-- WHAT YOU NEED TO DO --
Only the pictures are to be omitted; everything else in the listing must be reproduced exactly.

(EXERCISE DATA begins)

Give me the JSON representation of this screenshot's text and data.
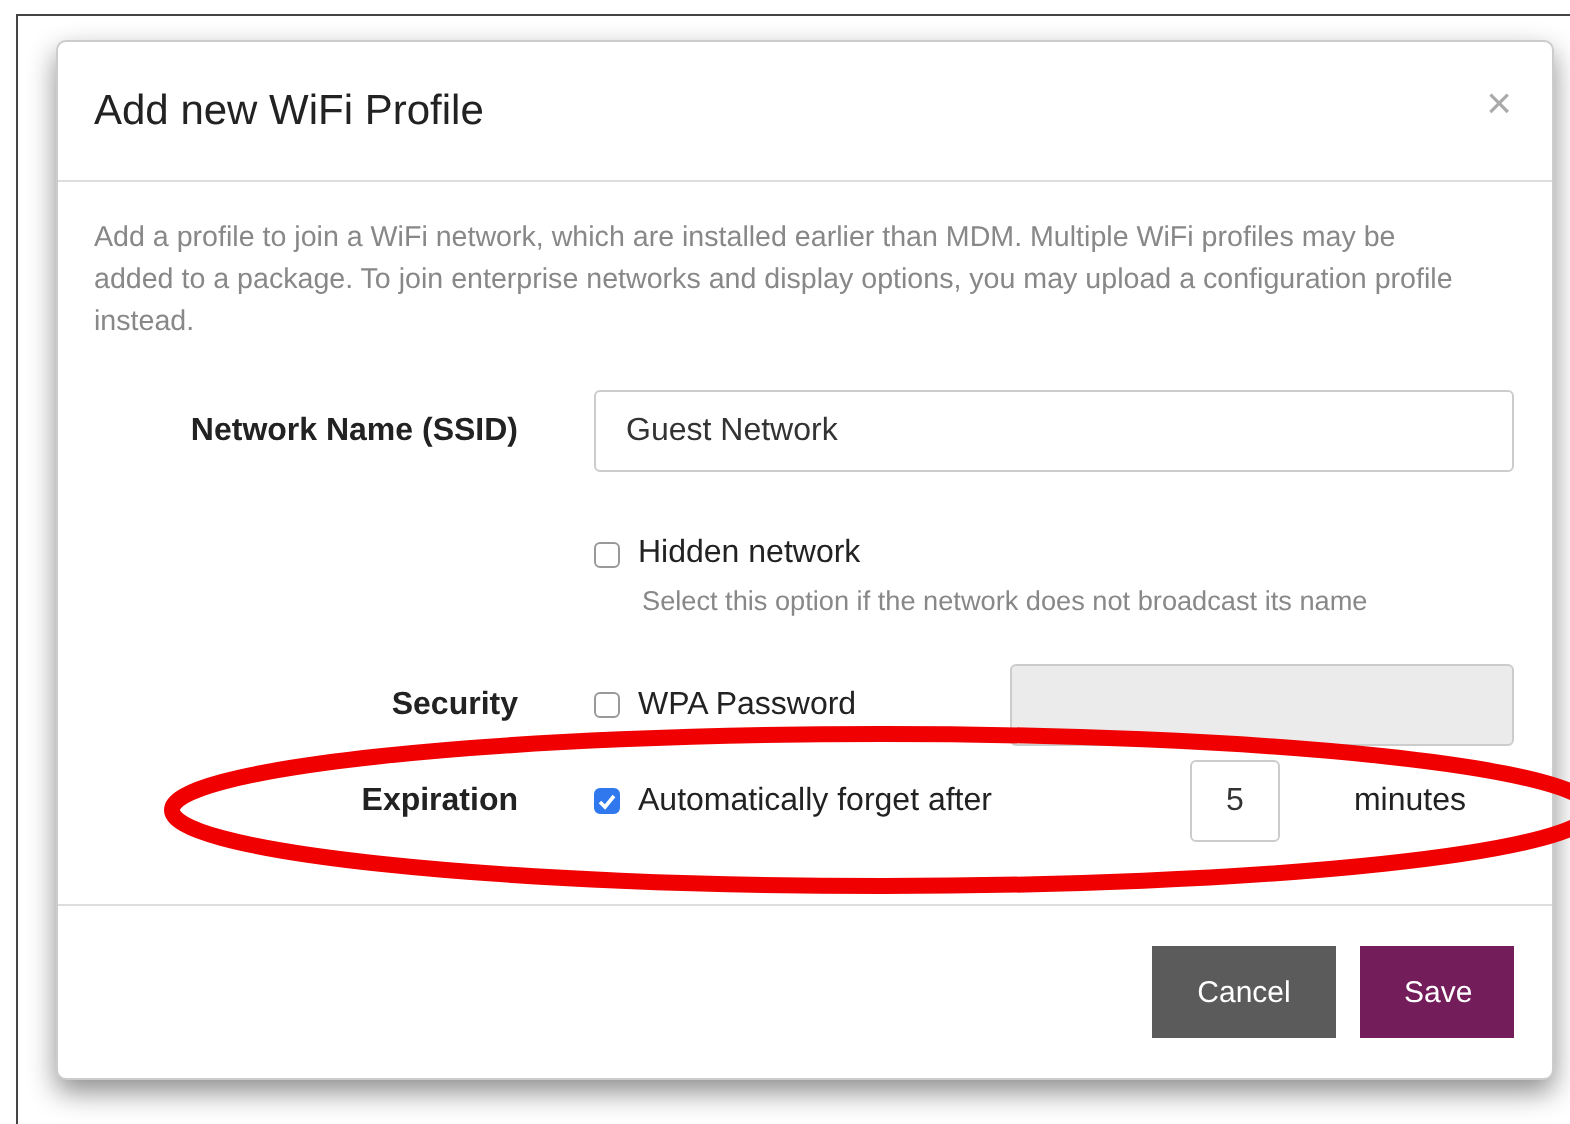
{
  "dialog": {
    "title": "Add new WiFi Profile",
    "close": "×",
    "description": "Add a profile to join a WiFi network, which are installed earlier than MDM. Multiple WiFi profiles may be added to a package. To join enterprise networks and display options, you may upload a configuration profile instead.",
    "rows": [
      {
        "kind": "text",
        "label": "Network Name (SSID)",
        "value": "Guest Network"
      },
      {
        "kind": "checkbox",
        "option": "Hidden network",
        "checked": false,
        "hint": "Select this option if the network does not broadcast its name"
      },
      {
        "kind": "password",
        "label": "Security",
        "option": "WPA Password",
        "checked": false,
        "disabled": true
      },
      {
        "kind": "number",
        "label": "Expiration",
        "option": "Automatically forget after",
        "checked": true,
        "value": "5",
        "unit": "minutes"
      }
    ],
    "buttons": [
      {
        "label": "Cancel",
        "kind": "secondary"
      },
      {
        "label": "Save",
        "kind": "primary"
      }
    ]
  },
  "highlight": {
    "kind": "ellipse"
  }
}
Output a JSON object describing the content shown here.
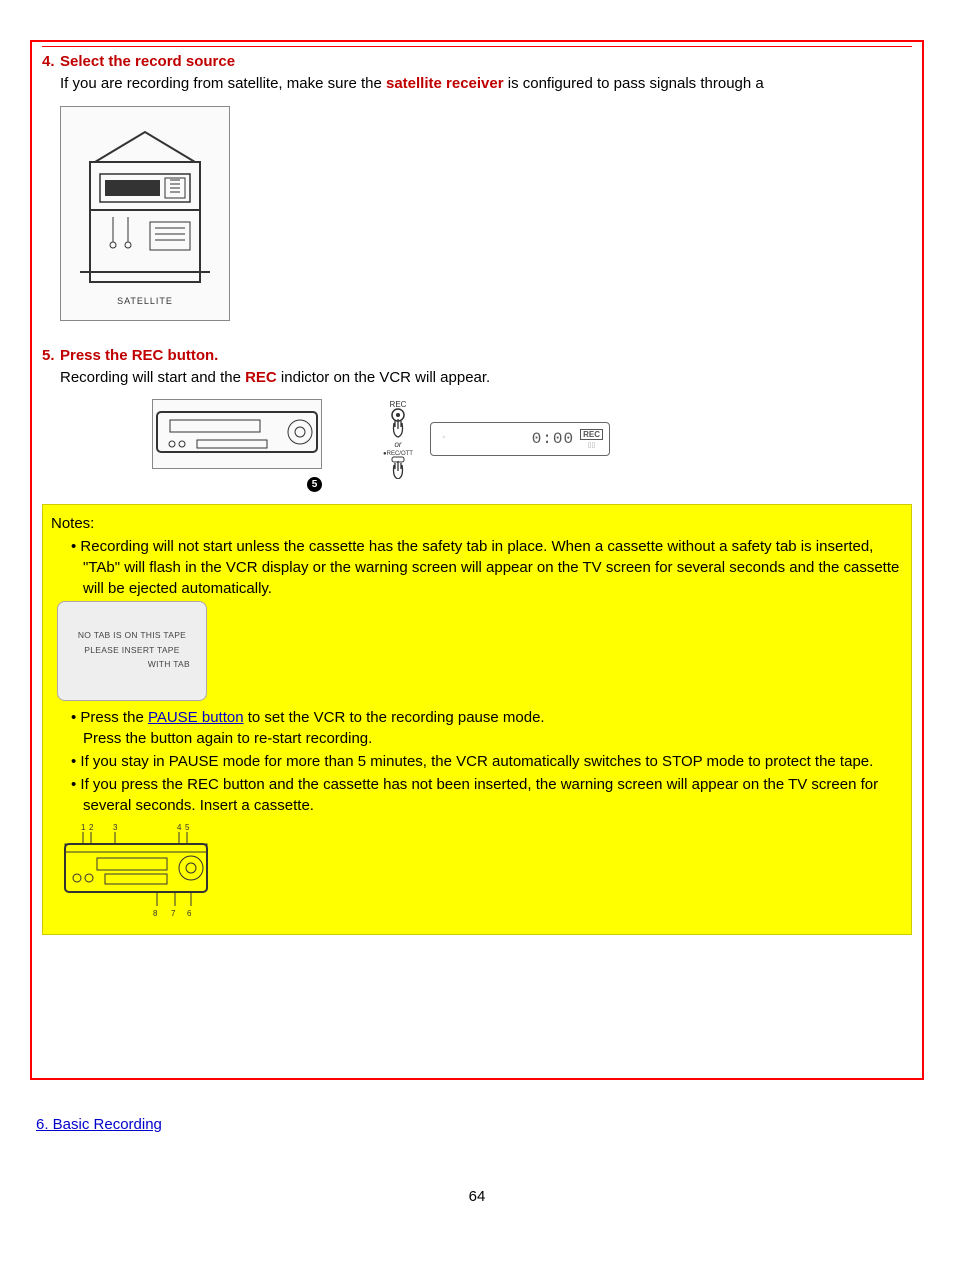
{
  "step4": {
    "num": "4.",
    "title": "Select the record source",
    "line1_pre": "If you are recording from satellite, make sure the ",
    "line1_link": "satellite receiver",
    "line1_post": " is configured to pass signals through a"
  },
  "fig_satellite_caption": "SATELLITE",
  "step5": {
    "num": "5.",
    "title": "Press the REC button.",
    "line_plain1": "Recording will start and the ",
    "line_red": "REC",
    "line_plain2": " indictor on the VCR will appear."
  },
  "lcd": {
    "digits": "0:00",
    "badge": "REC"
  },
  "vcr_circle": "5",
  "hand": {
    "top_label": "REC",
    "mid_label": "or",
    "bottom_label": "●REC/OTT"
  },
  "notes": {
    "title": "Notes:",
    "b1": "Recording will not start unless the cassette has the safety tab in place. When a cassette without a safety tab is inserted, \"TAb\" will flash in the VCR display or the warning screen will appear on the TV screen for several seconds and the cassette will be ejected automatically.",
    "b2a": "Press the ",
    "b2_link": "PAUSE button",
    "b2b": " to set the VCR to the recording pause mode.",
    "b2c": "Press the button again to re-start recording.",
    "b3": "If you stay in PAUSE mode for more than 5 minutes, the VCR automatically switches to STOP mode to protect the tape.",
    "b4": "If you press the REC button and the cassette has not been inserted, the warning screen will appear on the TV screen for several seconds.  Insert a cassette."
  },
  "warn_lines": {
    "l1": "NO TAB IS ON THIS TAPE",
    "l2": "PLEASE INSERT TAPE",
    "l3": "WITH TAB"
  },
  "vcr_labeled_nums": [
    "1",
    "2",
    "3",
    "4",
    "5",
    "6",
    "7",
    "8"
  ],
  "end_link": "6. Basic Recording",
  "page_number": "64"
}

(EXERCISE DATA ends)

-- TASK RESPONSE --
Give me the JSON representation of this screenshot's text and data.
{
  "dialog": {
    "title": "Add new WiFi Profile",
    "close": "×",
    "description": "Add a profile to join a WiFi network, which are installed earlier than MDM. Multiple WiFi profiles may be added to a package. To join enterprise networks and display options, you may upload a configuration profile instead.",
    "rows": [
      {
        "kind": "text",
        "label": "Network Name (SSID)",
        "value": "Guest Network"
      },
      {
        "kind": "checkbox",
        "option": "Hidden network",
        "checked": false,
        "hint": "Select this option if the network does not broadcast its name"
      },
      {
        "kind": "password",
        "label": "Security",
        "option": "WPA Password",
        "checked": false,
        "disabled": true
      },
      {
        "kind": "number",
        "label": "Expiration",
        "option": "Automatically forget after",
        "checked": true,
        "value": "5",
        "unit": "minutes"
      }
    ],
    "buttons": [
      {
        "label": "Cancel",
        "kind": "secondary"
      },
      {
        "label": "Save",
        "kind": "primary"
      }
    ]
  },
  "highlight": {
    "kind": "ellipse"
  }
}
Output a JSON object describing the content shown here.
{
  "step4": {
    "num": "4.",
    "title": "Select the record source",
    "line1_pre": "If you are recording from satellite, make sure the ",
    "line1_link": "satellite receiver",
    "line1_post": " is configured to pass signals through a"
  },
  "fig_satellite_caption": "SATELLITE",
  "step5": {
    "num": "5.",
    "title": "Press the REC button.",
    "line_plain1": "Recording will start and the ",
    "line_red": "REC",
    "line_plain2": " indictor on the VCR will appear."
  },
  "lcd": {
    "digits": "0:00",
    "badge": "REC"
  },
  "vcr_circle": "5",
  "hand": {
    "top_label": "REC",
    "mid_label": "or",
    "bottom_label": "●REC/OTT"
  },
  "notes": {
    "title": "Notes:",
    "b1": "Recording will not start unless the cassette has the safety tab in place. When a cassette without a safety tab is inserted, \"TAb\" will flash in the VCR display or the warning screen will appear on the TV screen for several seconds and the cassette will be ejected automatically.",
    "b2a": "Press the ",
    "b2_link": "PAUSE button",
    "b2b": " to set the VCR to the recording pause mode.",
    "b2c": "Press the button again to re-start recording.",
    "b3": "If you stay in PAUSE mode for more than 5 minutes, the VCR automatically switches to STOP mode to protect the tape.",
    "b4": "If you press the REC button and the cassette has not been inserted, the warning screen will appear on the TV screen for several seconds.  Insert a cassette."
  },
  "warn_lines": {
    "l1": "NO TAB IS ON THIS TAPE",
    "l2": "PLEASE INSERT TAPE",
    "l3": "WITH TAB"
  },
  "vcr_labeled_nums": [
    "1",
    "2",
    "3",
    "4",
    "5",
    "6",
    "7",
    "8"
  ],
  "end_link": "6. Basic Recording",
  "page_number": "64"
}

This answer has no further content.